- ASSIGNMENT
Set down a true copy of the data, with all pictures left out.

- THE INPUT
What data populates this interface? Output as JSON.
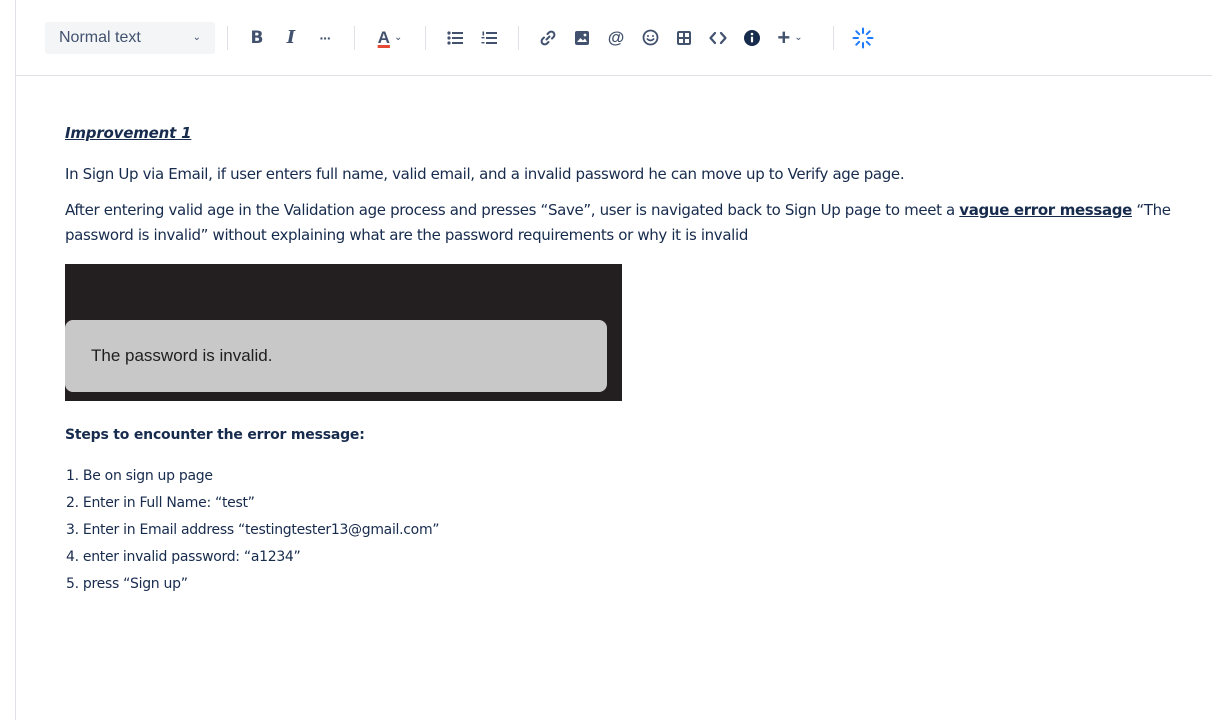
{
  "toolbar": {
    "text_style": "Normal text",
    "icons": {
      "bold": "bold-icon",
      "italic": "italic-icon",
      "more": "more-formatting-icon",
      "text_color": "text-color-icon",
      "bullet_list": "bullet-list-icon",
      "numbered_list": "numbered-list-icon",
      "link": "link-icon",
      "image": "image-icon",
      "mention": "mention-icon",
      "emoji": "emoji-icon",
      "table": "table-icon",
      "code": "code-icon",
      "info": "info-icon",
      "insert": "insert-icon",
      "ai": "sparkle-icon"
    },
    "glyphs": {
      "bold": "B",
      "italic": "I",
      "more": "···",
      "text_color": "A",
      "mention": "@",
      "insert": "+",
      "chevron": "⌄"
    },
    "colors": {
      "accent_blue": "#1d7afc",
      "text_color_bar": "#e34935"
    }
  },
  "document": {
    "heading": "Improvement 1",
    "para1": "In Sign Up via Email, if user enters full name, valid email, and a invalid password he can move up to Verify age page.",
    "para2_prefix": "After entering valid age in the Validation age process and presses  “Save”, user is navigated back to Sign Up page to meet a ",
    "para2_bold": "vague error message",
    "para2_suffix": " “The password is invalid” without explaining what are the password requirements or why it is invalid",
    "screenshot_toast": "The password is invalid.",
    "steps_title": "Steps to encounter the error message:",
    "steps": [
      "1. Be on sign up page",
      "2. Enter in Full Name: “test”",
      "3. Enter in Email address “testingtester13@gmail.com”",
      "4. enter invalid password: “a1234”",
      "5. press “Sign up”"
    ]
  }
}
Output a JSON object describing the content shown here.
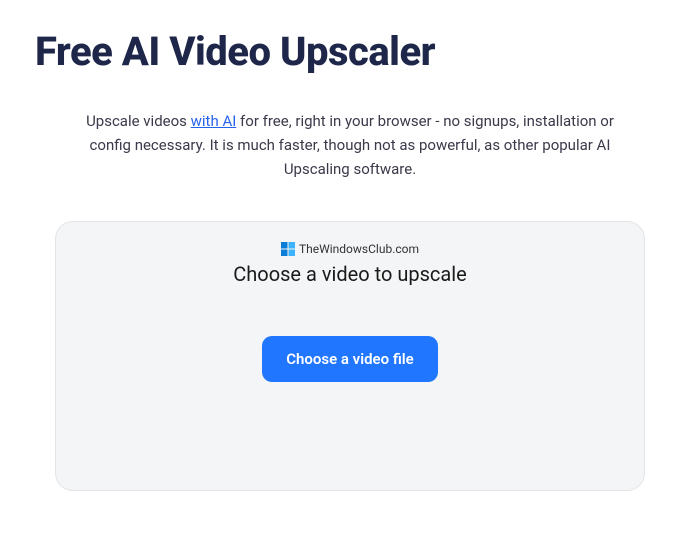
{
  "header": {
    "title": "Free AI Video Upscaler"
  },
  "description": {
    "prefix": "Upscale videos ",
    "link_text": "with AI",
    "suffix": " for free, right in your browser - no signups, installation or config necessary. It is much faster, though not as powerful, as other popular AI Upscaling software."
  },
  "upload_card": {
    "watermark_text": "TheWindowsClub.com",
    "title": "Choose a video to upscale",
    "button_label": "Choose a video file"
  }
}
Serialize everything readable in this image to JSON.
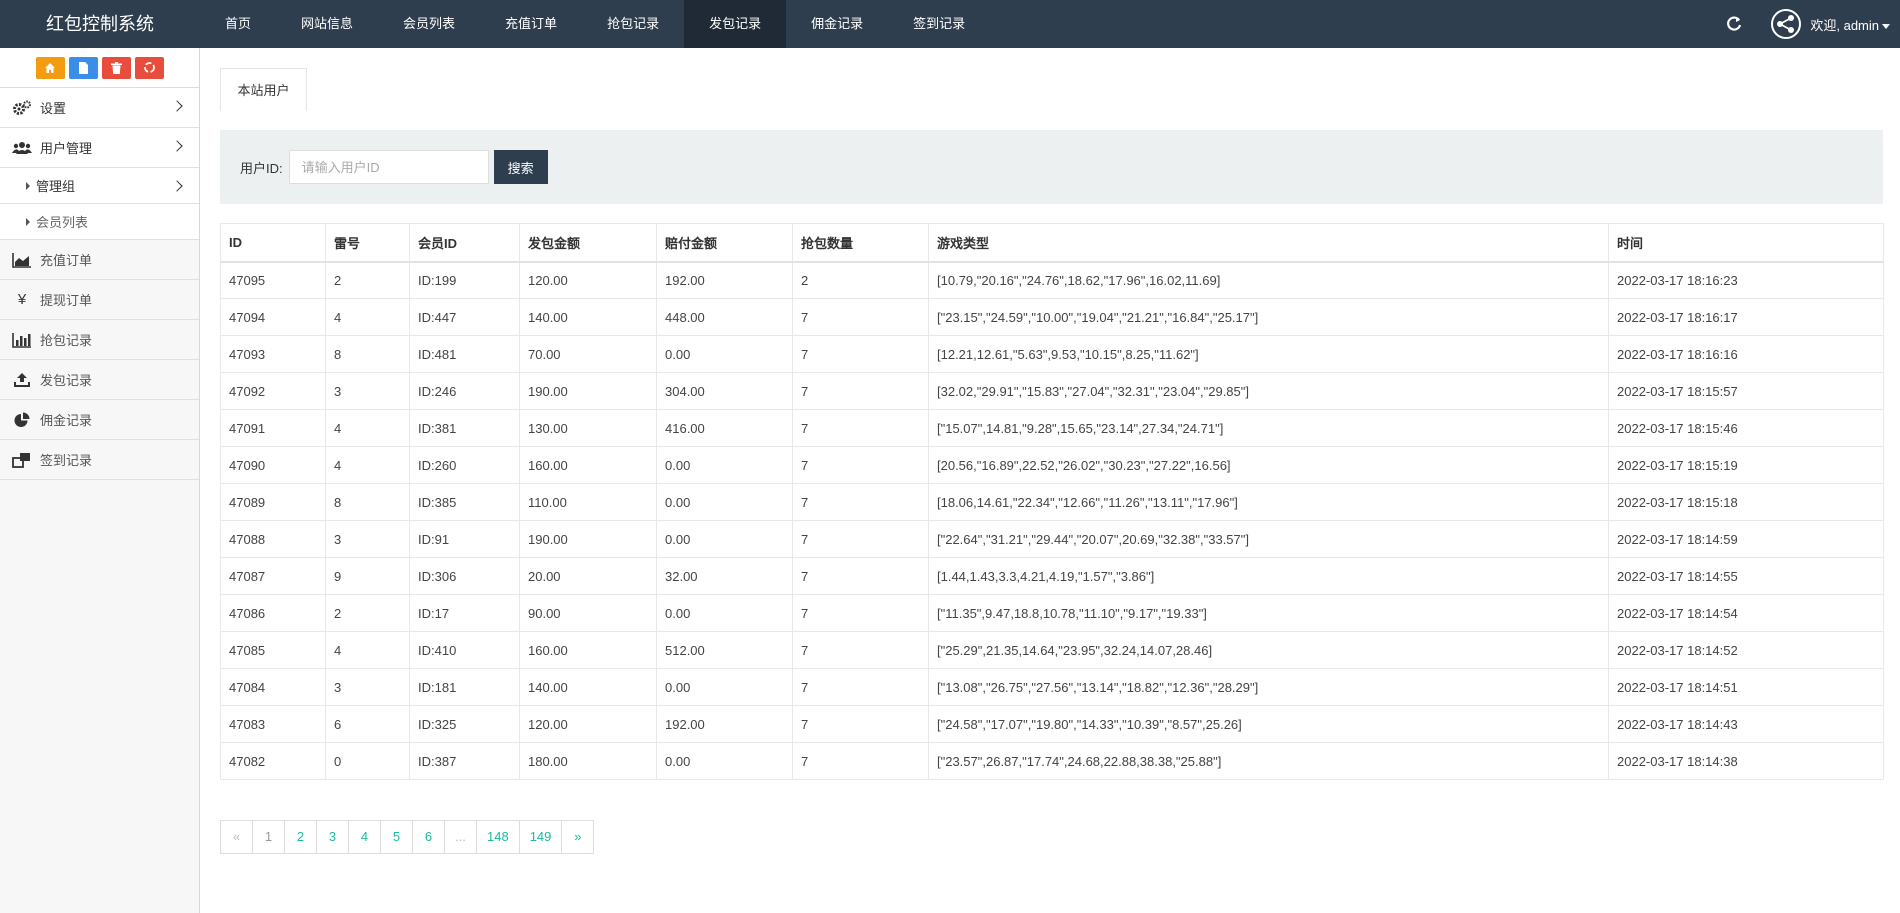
{
  "brand": "红包控制系统",
  "nav": [
    {
      "label": "首页",
      "active": false
    },
    {
      "label": "网站信息",
      "active": false
    },
    {
      "label": "会员列表",
      "active": false
    },
    {
      "label": "充值订单",
      "active": false
    },
    {
      "label": "抢包记录",
      "active": false
    },
    {
      "label": "发包记录",
      "active": true
    },
    {
      "label": "佣金记录",
      "active": false
    },
    {
      "label": "签到记录",
      "active": false
    }
  ],
  "user": {
    "welcome": "欢迎, admin"
  },
  "shortcuts": [
    "home-icon",
    "file-icon",
    "trash-icon",
    "recycle-icon"
  ],
  "sidebar": {
    "settings": "设置",
    "user_mgmt": "用户管理",
    "admin_group": "管理组",
    "member_list": "会员列表",
    "recharge": "充值订单",
    "withdraw": "提现订单",
    "grab": "抢包记录",
    "send": "发包记录",
    "commission": "佣金记录",
    "signin": "签到记录"
  },
  "tab": {
    "label": "本站用户"
  },
  "search": {
    "label": "用户ID:",
    "placeholder": "请输入用户ID",
    "button": "搜索"
  },
  "table": {
    "columns": [
      "ID",
      "雷号",
      "会员ID",
      "发包金额",
      "赔付金额",
      "抢包数量",
      "游戏类型",
      "时间"
    ],
    "rows": [
      [
        "47095",
        "2",
        "ID:199",
        "120.00",
        "192.00",
        "2",
        "[10.79,\"20.16\",\"24.76\",18.62,\"17.96\",16.02,11.69]",
        "2022-03-17 18:16:23"
      ],
      [
        "47094",
        "4",
        "ID:447",
        "140.00",
        "448.00",
        "7",
        "[\"23.15\",\"24.59\",\"10.00\",\"19.04\",\"21.21\",\"16.84\",\"25.17\"]",
        "2022-03-17 18:16:17"
      ],
      [
        "47093",
        "8",
        "ID:481",
        "70.00",
        "0.00",
        "7",
        "[12.21,12.61,\"5.63\",9.53,\"10.15\",8.25,\"11.62\"]",
        "2022-03-17 18:16:16"
      ],
      [
        "47092",
        "3",
        "ID:246",
        "190.00",
        "304.00",
        "7",
        "[32.02,\"29.91\",\"15.83\",\"27.04\",\"32.31\",\"23.04\",\"29.85\"]",
        "2022-03-17 18:15:57"
      ],
      [
        "47091",
        "4",
        "ID:381",
        "130.00",
        "416.00",
        "7",
        "[\"15.07\",14.81,\"9.28\",15.65,\"23.14\",27.34,\"24.71\"]",
        "2022-03-17 18:15:46"
      ],
      [
        "47090",
        "4",
        "ID:260",
        "160.00",
        "0.00",
        "7",
        "[20.56,\"16.89\",22.52,\"26.02\",\"30.23\",\"27.22\",16.56]",
        "2022-03-17 18:15:19"
      ],
      [
        "47089",
        "8",
        "ID:385",
        "110.00",
        "0.00",
        "7",
        "[18.06,14.61,\"22.34\",\"12.66\",\"11.26\",\"13.11\",\"17.96\"]",
        "2022-03-17 18:15:18"
      ],
      [
        "47088",
        "3",
        "ID:91",
        "190.00",
        "0.00",
        "7",
        "[\"22.64\",\"31.21\",\"29.44\",\"20.07\",20.69,\"32.38\",\"33.57\"]",
        "2022-03-17 18:14:59"
      ],
      [
        "47087",
        "9",
        "ID:306",
        "20.00",
        "32.00",
        "7",
        "[1.44,1.43,3.3,4.21,4.19,\"1.57\",\"3.86\"]",
        "2022-03-17 18:14:55"
      ],
      [
        "47086",
        "2",
        "ID:17",
        "90.00",
        "0.00",
        "7",
        "[\"11.35\",9.47,18.8,10.78,\"11.10\",\"9.17\",\"19.33\"]",
        "2022-03-17 18:14:54"
      ],
      [
        "47085",
        "4",
        "ID:410",
        "160.00",
        "512.00",
        "7",
        "[\"25.29\",21.35,14.64,\"23.95\",32.24,14.07,28.46]",
        "2022-03-17 18:14:52"
      ],
      [
        "47084",
        "3",
        "ID:181",
        "140.00",
        "0.00",
        "7",
        "[\"13.08\",\"26.75\",\"27.56\",\"13.14\",\"18.82\",\"12.36\",\"28.29\"]",
        "2022-03-17 18:14:51"
      ],
      [
        "47083",
        "6",
        "ID:325",
        "120.00",
        "192.00",
        "7",
        "[\"24.58\",\"17.07\",\"19.80\",\"14.33\",\"10.39\",\"8.57\",25.26]",
        "2022-03-17 18:14:43"
      ],
      [
        "47082",
        "0",
        "ID:387",
        "180.00",
        "0.00",
        "7",
        "[\"23.57\",26.87,\"17.74\",24.68,22.88,38.38,\"25.88\"]",
        "2022-03-17 18:14:38"
      ]
    ]
  },
  "pagination": {
    "items": [
      {
        "label": "«",
        "state": "disabled"
      },
      {
        "label": "1",
        "state": "current"
      },
      {
        "label": "2",
        "state": "link"
      },
      {
        "label": "3",
        "state": "link"
      },
      {
        "label": "4",
        "state": "link"
      },
      {
        "label": "5",
        "state": "link"
      },
      {
        "label": "6",
        "state": "link"
      },
      {
        "label": "...",
        "state": "disabled"
      },
      {
        "label": "148",
        "state": "link"
      },
      {
        "label": "149",
        "state": "link"
      },
      {
        "label": "»",
        "state": "link"
      }
    ]
  },
  "colors": {
    "topbar": "#2f3e4e",
    "active_nav": "#1f2a36",
    "link": "#1abc9c"
  }
}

- PROBLEM SOLUTION
What data populates this interface? Output as JSON.
{
  "toolbar": {
    "text_style": "Normal text",
    "icons": {
      "bold": "bold-icon",
      "italic": "italic-icon",
      "more": "more-formatting-icon",
      "text_color": "text-color-icon",
      "bullet_list": "bullet-list-icon",
      "numbered_list": "numbered-list-icon",
      "link": "link-icon",
      "image": "image-icon",
      "mention": "mention-icon",
      "emoji": "emoji-icon",
      "table": "table-icon",
      "code": "code-icon",
      "info": "info-icon",
      "insert": "insert-icon",
      "ai": "sparkle-icon"
    },
    "glyphs": {
      "bold": "B",
      "italic": "I",
      "more": "···",
      "text_color": "A",
      "mention": "@",
      "insert": "+",
      "chevron": "⌄"
    },
    "colors": {
      "accent_blue": "#1d7afc",
      "text_color_bar": "#e34935"
    }
  },
  "document": {
    "heading": "Improvement 1",
    "para1": "In Sign Up via Email, if user enters full name, valid email, and a invalid password he can move up to Verify age page.",
    "para2_prefix": "After entering valid age in the Validation age process and presses  “Save”, user is navigated back to Sign Up page to meet a ",
    "para2_bold": "vague error message",
    "para2_suffix": " “The password is invalid” without explaining what are the password requirements or why it is invalid",
    "screenshot_toast": "The password is invalid.",
    "steps_title": "Steps to encounter the error message:",
    "steps": [
      "1. Be on sign up page",
      "2. Enter in Full Name: “test”",
      "3. Enter in Email address “testingtester13@gmail.com”",
      "4. enter invalid password: “a1234”",
      "5. press “Sign up”"
    ]
  }
}
Output a JSON object describing the content shown here.
{
  "header": {
    "title": "Free AI Video Upscaler"
  },
  "description": {
    "prefix": "Upscale videos ",
    "link_text": "with AI",
    "suffix": " for free, right in your browser - no signups, installation or config necessary. It is much faster, though not as powerful, as other popular AI Upscaling software."
  },
  "upload_card": {
    "watermark_text": "TheWindowsClub.com",
    "title": "Choose a video to upscale",
    "button_label": "Choose a video file"
  }
}
Serialize everything readable in this image to JSON.
{
  "brand": "红包控制系统",
  "nav": [
    {
      "label": "首页",
      "active": false
    },
    {
      "label": "网站信息",
      "active": false
    },
    {
      "label": "会员列表",
      "active": false
    },
    {
      "label": "充值订单",
      "active": false
    },
    {
      "label": "抢包记录",
      "active": false
    },
    {
      "label": "发包记录",
      "active": true
    },
    {
      "label": "佣金记录",
      "active": false
    },
    {
      "label": "签到记录",
      "active": false
    }
  ],
  "user": {
    "welcome": "欢迎, admin"
  },
  "shortcuts": [
    "home-icon",
    "file-icon",
    "trash-icon",
    "recycle-icon"
  ],
  "sidebar": {
    "settings": "设置",
    "user_mgmt": "用户管理",
    "admin_group": "管理组",
    "member_list": "会员列表",
    "recharge": "充值订单",
    "withdraw": "提现订单",
    "grab": "抢包记录",
    "send": "发包记录",
    "commission": "佣金记录",
    "signin": "签到记录"
  },
  "tab": {
    "label": "本站用户"
  },
  "search": {
    "label": "用户ID:",
    "placeholder": "请输入用户ID",
    "button": "搜索"
  },
  "table": {
    "columns": [
      "ID",
      "雷号",
      "会员ID",
      "发包金额",
      "赔付金额",
      "抢包数量",
      "游戏类型",
      "时间"
    ],
    "rows": [
      [
        "47095",
        "2",
        "ID:199",
        "120.00",
        "192.00",
        "2",
        "[10.79,\"20.16\",\"24.76\",18.62,\"17.96\",16.02,11.69]",
        "2022-03-17 18:16:23"
      ],
      [
        "47094",
        "4",
        "ID:447",
        "140.00",
        "448.00",
        "7",
        "[\"23.15\",\"24.59\",\"10.00\",\"19.04\",\"21.21\",\"16.84\",\"25.17\"]",
        "2022-03-17 18:16:17"
      ],
      [
        "47093",
        "8",
        "ID:481",
        "70.00",
        "0.00",
        "7",
        "[12.21,12.61,\"5.63\",9.53,\"10.15\",8.25,\"11.62\"]",
        "2022-03-17 18:16:16"
      ],
      [
        "47092",
        "3",
        "ID:246",
        "190.00",
        "304.00",
        "7",
        "[32.02,\"29.91\",\"15.83\",\"27.04\",\"32.31\",\"23.04\",\"29.85\"]",
        "2022-03-17 18:15:57"
      ],
      [
        "47091",
        "4",
        "ID:381",
        "130.00",
        "416.00",
        "7",
        "[\"15.07\",14.81,\"9.28\",15.65,\"23.14\",27.34,\"24.71\"]",
        "2022-03-17 18:15:46"
      ],
      [
        "47090",
        "4",
        "ID:260",
        "160.00",
        "0.00",
        "7",
        "[20.56,\"16.89\",22.52,\"26.02\",\"30.23\",\"27.22\",16.56]",
        "2022-03-17 18:15:19"
      ],
      [
        "47089",
        "8",
        "ID:385",
        "110.00",
        "0.00",
        "7",
        "[18.06,14.61,\"22.34\",\"12.66\",\"11.26\",\"13.11\",\"17.96\"]",
        "2022-03-17 18:15:18"
      ],
      [
        "47088",
        "3",
        "ID:91",
        "190.00",
        "0.00",
        "7",
        "[\"22.64\",\"31.21\",\"29.44\",\"20.07\",20.69,\"32.38\",\"33.57\"]",
        "2022-03-17 18:14:59"
      ],
      [
        "47087",
        "9",
        "ID:306",
        "20.00",
        "32.00",
        "7",
        "[1.44,1.43,3.3,4.21,4.19,\"1.57\",\"3.86\"]",
        "2022-03-17 18:14:55"
      ],
      [
        "47086",
        "2",
        "ID:17",
        "90.00",
        "0.00",
        "7",
        "[\"11.35\",9.47,18.8,10.78,\"11.10\",\"9.17\",\"19.33\"]",
        "2022-03-17 18:14:54"
      ],
      [
        "47085",
        "4",
        "ID:410",
        "160.00",
        "512.00",
        "7",
        "[\"25.29\",21.35,14.64,\"23.95\",32.24,14.07,28.46]",
        "2022-03-17 18:14:52"
      ],
      [
        "47084",
        "3",
        "ID:181",
        "140.00",
        "0.00",
        "7",
        "[\"13.08\",\"26.75\",\"27.56\",\"13.14\",\"18.82\",\"12.36\",\"28.29\"]",
        "2022-03-17 18:14:51"
      ],
      [
        "47083",
        "6",
        "ID:325",
        "120.00",
        "192.00",
        "7",
        "[\"24.58\",\"17.07\",\"19.80\",\"14.33\",\"10.39\",\"8.57\",25.26]",
        "2022-03-17 18:14:43"
      ],
      [
        "47082",
        "0",
        "ID:387",
        "180.00",
        "0.00",
        "7",
        "[\"23.57\",26.87,\"17.74\",24.68,22.88,38.38,\"25.88\"]",
        "2022-03-17 18:14:38"
      ]
    ]
  },
  "pagination": {
    "items": [
      {
        "label": "«",
        "state": "disabled"
      },
      {
        "label": "1",
        "state": "current"
      },
      {
        "label": "2",
        "state": "link"
      },
      {
        "label": "3",
        "state": "link"
      },
      {
        "label": "4",
        "state": "link"
      },
      {
        "label": "5",
        "state": "link"
      },
      {
        "label": "6",
        "state": "link"
      },
      {
        "label": "...",
        "state": "disabled"
      },
      {
        "label": "148",
        "state": "link"
      },
      {
        "label": "149",
        "state": "link"
      },
      {
        "label": "»",
        "state": "link"
      }
    ]
  },
  "colors": {
    "topbar": "#2f3e4e",
    "active_nav": "#1f2a36",
    "link": "#1abc9c"
  }
}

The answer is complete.